What is expected =
Your answer should be the data below, reproduced with nothing changed.

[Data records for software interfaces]
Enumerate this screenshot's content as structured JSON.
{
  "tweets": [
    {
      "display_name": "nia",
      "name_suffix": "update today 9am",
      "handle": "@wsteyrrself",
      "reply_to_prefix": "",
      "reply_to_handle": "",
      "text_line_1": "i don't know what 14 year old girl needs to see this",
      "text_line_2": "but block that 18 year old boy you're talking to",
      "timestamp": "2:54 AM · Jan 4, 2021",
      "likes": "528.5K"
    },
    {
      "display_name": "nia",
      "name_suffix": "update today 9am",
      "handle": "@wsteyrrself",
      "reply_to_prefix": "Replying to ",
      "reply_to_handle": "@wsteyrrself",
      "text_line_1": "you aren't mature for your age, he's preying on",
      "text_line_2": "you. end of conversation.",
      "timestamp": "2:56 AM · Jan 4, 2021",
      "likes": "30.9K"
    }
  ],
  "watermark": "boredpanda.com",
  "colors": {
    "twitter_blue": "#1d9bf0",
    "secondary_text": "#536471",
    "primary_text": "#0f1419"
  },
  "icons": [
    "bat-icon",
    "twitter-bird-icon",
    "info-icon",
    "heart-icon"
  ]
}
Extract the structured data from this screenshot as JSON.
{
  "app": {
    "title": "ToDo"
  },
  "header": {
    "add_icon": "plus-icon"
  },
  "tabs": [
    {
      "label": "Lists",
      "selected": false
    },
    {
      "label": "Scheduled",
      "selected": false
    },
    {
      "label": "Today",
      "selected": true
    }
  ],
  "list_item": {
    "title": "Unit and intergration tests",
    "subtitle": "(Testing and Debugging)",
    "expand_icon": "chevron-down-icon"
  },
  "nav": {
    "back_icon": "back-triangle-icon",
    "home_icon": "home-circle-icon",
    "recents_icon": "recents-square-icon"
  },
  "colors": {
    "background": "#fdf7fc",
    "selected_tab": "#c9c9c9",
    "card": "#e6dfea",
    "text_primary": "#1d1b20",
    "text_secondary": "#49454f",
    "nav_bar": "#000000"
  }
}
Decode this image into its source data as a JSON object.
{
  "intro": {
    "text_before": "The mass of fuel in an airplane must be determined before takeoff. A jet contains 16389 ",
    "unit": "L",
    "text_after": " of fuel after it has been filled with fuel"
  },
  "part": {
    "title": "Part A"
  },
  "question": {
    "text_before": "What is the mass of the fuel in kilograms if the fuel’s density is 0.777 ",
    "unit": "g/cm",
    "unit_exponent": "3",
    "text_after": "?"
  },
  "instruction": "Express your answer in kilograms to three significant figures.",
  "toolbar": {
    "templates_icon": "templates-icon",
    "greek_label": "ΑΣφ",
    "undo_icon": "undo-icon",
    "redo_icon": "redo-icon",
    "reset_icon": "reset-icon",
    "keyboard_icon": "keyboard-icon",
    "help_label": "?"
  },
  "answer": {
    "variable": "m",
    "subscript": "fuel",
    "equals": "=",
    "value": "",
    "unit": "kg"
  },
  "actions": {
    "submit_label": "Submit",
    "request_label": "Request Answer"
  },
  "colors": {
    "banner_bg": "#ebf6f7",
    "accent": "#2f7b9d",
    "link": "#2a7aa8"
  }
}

Result of the task =
Enumerate this screenshot's content as structured JSON.
{
  "tweets": [
    {
      "display_name": "nia",
      "name_suffix": "update today 9am",
      "handle": "@wsteyrrself",
      "reply_to_prefix": "",
      "reply_to_handle": "",
      "text_line_1": "i don't know what 14 year old girl needs to see this",
      "text_line_2": "but block that 18 year old boy you're talking to",
      "timestamp": "2:54 AM · Jan 4, 2021",
      "likes": "528.5K"
    },
    {
      "display_name": "nia",
      "name_suffix": "update today 9am",
      "handle": "@wsteyrrself",
      "reply_to_prefix": "Replying to ",
      "reply_to_handle": "@wsteyrrself",
      "text_line_1": "you aren't mature for your age, he's preying on",
      "text_line_2": "you. end of conversation.",
      "timestamp": "2:56 AM · Jan 4, 2021",
      "likes": "30.9K"
    }
  ],
  "watermark": "boredpanda.com",
  "colors": {
    "twitter_blue": "#1d9bf0",
    "secondary_text": "#536471",
    "primary_text": "#0f1419"
  },
  "icons": [
    "bat-icon",
    "twitter-bird-icon",
    "info-icon",
    "heart-icon"
  ]
}
Extract the structured data from this screenshot as JSON.
{
  "app": {
    "title": "ToDo"
  },
  "header": {
    "add_icon": "plus-icon"
  },
  "tabs": [
    {
      "label": "Lists",
      "selected": false
    },
    {
      "label": "Scheduled",
      "selected": false
    },
    {
      "label": "Today",
      "selected": true
    }
  ],
  "list_item": {
    "title": "Unit and intergration tests",
    "subtitle": "(Testing and Debugging)",
    "expand_icon": "chevron-down-icon"
  },
  "nav": {
    "back_icon": "back-triangle-icon",
    "home_icon": "home-circle-icon",
    "recents_icon": "recents-square-icon"
  },
  "colors": {
    "background": "#fdf7fc",
    "selected_tab": "#c9c9c9",
    "card": "#e6dfea",
    "text_primary": "#1d1b20",
    "text_secondary": "#49454f",
    "nav_bar": "#000000"
  }
}
Decode this image into its source data as a JSON object.
{
  "intro": {
    "text_before": "The mass of fuel in an airplane must be determined before takeoff. A jet contains 16389 ",
    "unit": "L",
    "text_after": " of fuel after it has been filled with fuel"
  },
  "part": {
    "title": "Part A"
  },
  "question": {
    "text_before": "What is the mass of the fuel in kilograms if the fuel’s density is 0.777 ",
    "unit": "g/cm",
    "unit_exponent": "3",
    "text_after": "?"
  },
  "instruction": "Express your answer in kilograms to three significant figures.",
  "toolbar": {
    "templates_icon": "templates-icon",
    "greek_label": "ΑΣφ",
    "undo_icon": "undo-icon",
    "redo_icon": "redo-icon",
    "reset_icon": "reset-icon",
    "keyboard_icon": "keyboard-icon",
    "help_label": "?"
  },
  "answer": {
    "variable": "m",
    "subscript": "fuel",
    "equals": "=",
    "value": "",
    "unit": "kg"
  },
  "actions": {
    "submit_label": "Submit",
    "request_label": "Request Answer"
  },
  "colors": {
    "banner_bg": "#ebf6f7",
    "accent": "#2f7b9d",
    "link": "#2a7aa8"
  }
}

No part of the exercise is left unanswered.